Data records for software interfaces:

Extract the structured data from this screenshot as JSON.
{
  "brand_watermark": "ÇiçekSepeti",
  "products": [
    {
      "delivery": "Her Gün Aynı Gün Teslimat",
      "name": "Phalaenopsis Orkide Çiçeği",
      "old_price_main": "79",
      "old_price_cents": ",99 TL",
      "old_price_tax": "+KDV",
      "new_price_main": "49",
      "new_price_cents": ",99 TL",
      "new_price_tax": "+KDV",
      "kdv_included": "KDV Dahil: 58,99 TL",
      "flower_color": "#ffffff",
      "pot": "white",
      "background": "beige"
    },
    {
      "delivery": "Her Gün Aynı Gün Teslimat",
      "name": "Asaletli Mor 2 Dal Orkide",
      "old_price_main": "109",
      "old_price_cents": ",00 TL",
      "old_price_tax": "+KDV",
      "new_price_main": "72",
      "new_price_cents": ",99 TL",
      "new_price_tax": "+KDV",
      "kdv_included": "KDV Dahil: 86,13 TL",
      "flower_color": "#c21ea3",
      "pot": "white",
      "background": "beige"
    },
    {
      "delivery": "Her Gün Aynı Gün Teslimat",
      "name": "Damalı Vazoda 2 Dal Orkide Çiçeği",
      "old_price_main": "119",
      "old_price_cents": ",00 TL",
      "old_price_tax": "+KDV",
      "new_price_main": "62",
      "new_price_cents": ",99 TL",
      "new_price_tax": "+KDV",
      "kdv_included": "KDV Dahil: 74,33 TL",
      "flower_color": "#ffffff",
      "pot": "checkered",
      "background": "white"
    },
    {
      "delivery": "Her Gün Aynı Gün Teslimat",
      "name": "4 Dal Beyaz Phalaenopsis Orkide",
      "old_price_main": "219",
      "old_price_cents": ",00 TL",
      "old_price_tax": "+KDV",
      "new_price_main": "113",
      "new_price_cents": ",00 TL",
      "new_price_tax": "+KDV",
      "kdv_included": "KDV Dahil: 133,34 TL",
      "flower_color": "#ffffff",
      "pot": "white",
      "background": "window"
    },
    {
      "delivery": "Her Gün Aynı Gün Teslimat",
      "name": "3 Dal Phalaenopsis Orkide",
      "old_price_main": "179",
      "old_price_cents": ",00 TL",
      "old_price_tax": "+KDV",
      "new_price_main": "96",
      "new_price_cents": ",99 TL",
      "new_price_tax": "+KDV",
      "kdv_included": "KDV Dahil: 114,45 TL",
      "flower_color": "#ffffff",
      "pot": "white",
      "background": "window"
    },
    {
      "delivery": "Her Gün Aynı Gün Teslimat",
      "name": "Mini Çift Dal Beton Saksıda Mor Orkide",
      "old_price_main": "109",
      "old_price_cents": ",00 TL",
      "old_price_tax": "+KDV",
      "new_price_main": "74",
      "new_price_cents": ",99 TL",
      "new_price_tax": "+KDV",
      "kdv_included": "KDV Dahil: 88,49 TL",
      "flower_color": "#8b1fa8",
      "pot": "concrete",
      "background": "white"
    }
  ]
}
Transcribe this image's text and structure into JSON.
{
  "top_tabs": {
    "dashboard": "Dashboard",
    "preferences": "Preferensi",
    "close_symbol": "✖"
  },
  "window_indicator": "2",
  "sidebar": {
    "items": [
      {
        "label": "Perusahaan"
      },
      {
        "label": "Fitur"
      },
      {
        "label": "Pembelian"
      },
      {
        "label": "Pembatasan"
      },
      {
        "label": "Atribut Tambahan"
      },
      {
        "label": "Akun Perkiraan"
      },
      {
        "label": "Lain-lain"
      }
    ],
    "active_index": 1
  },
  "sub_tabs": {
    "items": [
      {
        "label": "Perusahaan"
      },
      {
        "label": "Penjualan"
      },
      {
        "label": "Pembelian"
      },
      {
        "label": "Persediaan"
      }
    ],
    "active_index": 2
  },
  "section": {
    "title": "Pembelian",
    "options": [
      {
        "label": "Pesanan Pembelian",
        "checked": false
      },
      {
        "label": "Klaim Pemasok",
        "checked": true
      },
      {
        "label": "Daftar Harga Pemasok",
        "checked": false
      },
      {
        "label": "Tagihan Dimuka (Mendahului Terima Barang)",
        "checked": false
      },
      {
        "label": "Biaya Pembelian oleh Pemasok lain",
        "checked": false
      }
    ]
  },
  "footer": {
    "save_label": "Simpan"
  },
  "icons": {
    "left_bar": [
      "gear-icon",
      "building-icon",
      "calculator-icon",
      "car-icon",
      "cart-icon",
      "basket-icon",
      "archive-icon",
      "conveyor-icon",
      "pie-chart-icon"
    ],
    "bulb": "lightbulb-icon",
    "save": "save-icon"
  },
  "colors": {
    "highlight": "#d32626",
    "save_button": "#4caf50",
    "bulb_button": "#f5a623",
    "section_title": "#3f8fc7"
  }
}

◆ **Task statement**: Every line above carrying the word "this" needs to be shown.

◆ **Your solution**:
Extract the structured data from this screenshot as JSON.
Transcribe this image's text and structure into JSON.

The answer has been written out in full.